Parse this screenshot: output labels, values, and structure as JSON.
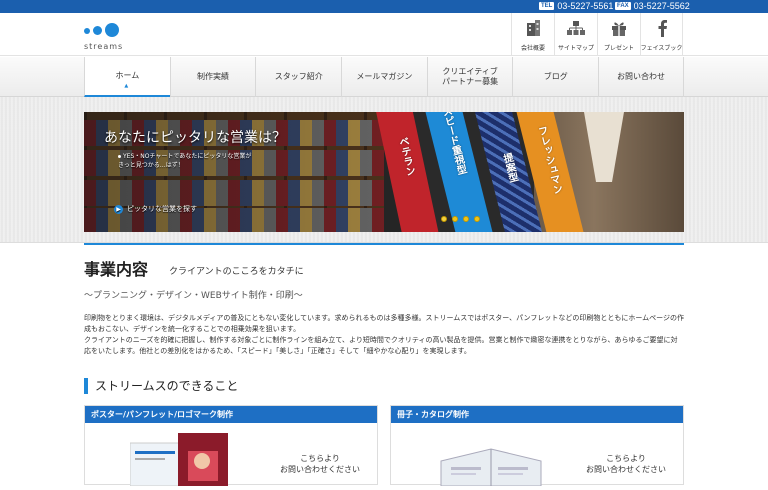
{
  "topbar": {
    "tel_tag": "TEL",
    "tel": "03-5227-5561",
    "fax_tag": "FAX",
    "fax": "03-5227-5562"
  },
  "logo": {
    "wordmark": "streams"
  },
  "utility": [
    {
      "icon": "building-icon",
      "label": "会社概要"
    },
    {
      "icon": "sitemap-icon",
      "label": "サイトマップ"
    },
    {
      "icon": "gift-icon",
      "label": "プレゼント"
    },
    {
      "icon": "facebook-icon",
      "label": "フェイスブック"
    }
  ],
  "nav": [
    {
      "label": "ホーム",
      "active": true
    },
    {
      "label": "制作実績"
    },
    {
      "label": "スタッフ紹介"
    },
    {
      "label": "メールマガジン"
    },
    {
      "label": "クリエイティブ\nパートナー募集"
    },
    {
      "label": "ブログ"
    },
    {
      "label": "お問い合わせ"
    }
  ],
  "banner": {
    "headline": "あなたにピッタリな営業は？",
    "sub": "YES・NOチャートであなたにピッタリな営業が\nきっと見つかる…はず！",
    "cta": "ピッタリな営業を探す",
    "ties": [
      "ベテラン",
      "スピード重視型",
      "提案型",
      "フレッシュマン"
    ],
    "pager_count": 4,
    "pager_active": 0
  },
  "business": {
    "title": "事業内容",
    "catch": "クライアントのこころをカタチに",
    "sub": "～プランニング・デザイン・WEBサイト制作・印刷～",
    "body": "印刷物をとりまく環境は、デジタルメディアの普及にともない変化しています。求められるものは多種多様。ストリームスではポスター、パンフレットなどの印刷物とともにホームページの作成もおこない、デザインを統一化することでの相乗効果を狙います。\nクライアントのニーズを的確に把握し、制作する対象ごとに制作ラインを組み立て、より短時間でクオリティの高い製品を提供。営業と制作で緻密な連携をとりながら、あらゆるご要望に対応をいたします。他社との差別化をはかるため、「スピード」「美しさ」「正確さ」そして「細やかな心配り」を実現します。"
  },
  "capabilities": {
    "title": "ストリームスのできること",
    "cards": [
      {
        "heading": "ポスター/パンフレット/ロゴマーク制作",
        "cta": "こちらより\nお問い合わせください"
      },
      {
        "heading": "冊子・カタログ制作",
        "cta": "こちらより\nお問い合わせください"
      }
    ]
  },
  "colors": {
    "brand": "#1e88d8",
    "topbar": "#1b5fae",
    "card_header": "#1e6fc4"
  }
}
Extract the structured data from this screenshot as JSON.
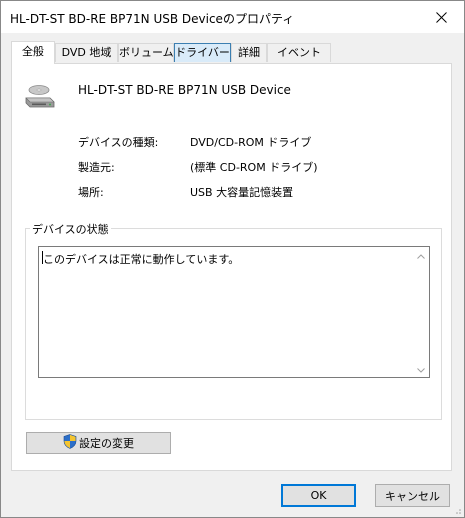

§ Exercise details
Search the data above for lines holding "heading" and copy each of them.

§ Written response
        "heading": "ポスター/パンフレット/ロゴマーク制作",
        "heading": "冊子・カタログ制作",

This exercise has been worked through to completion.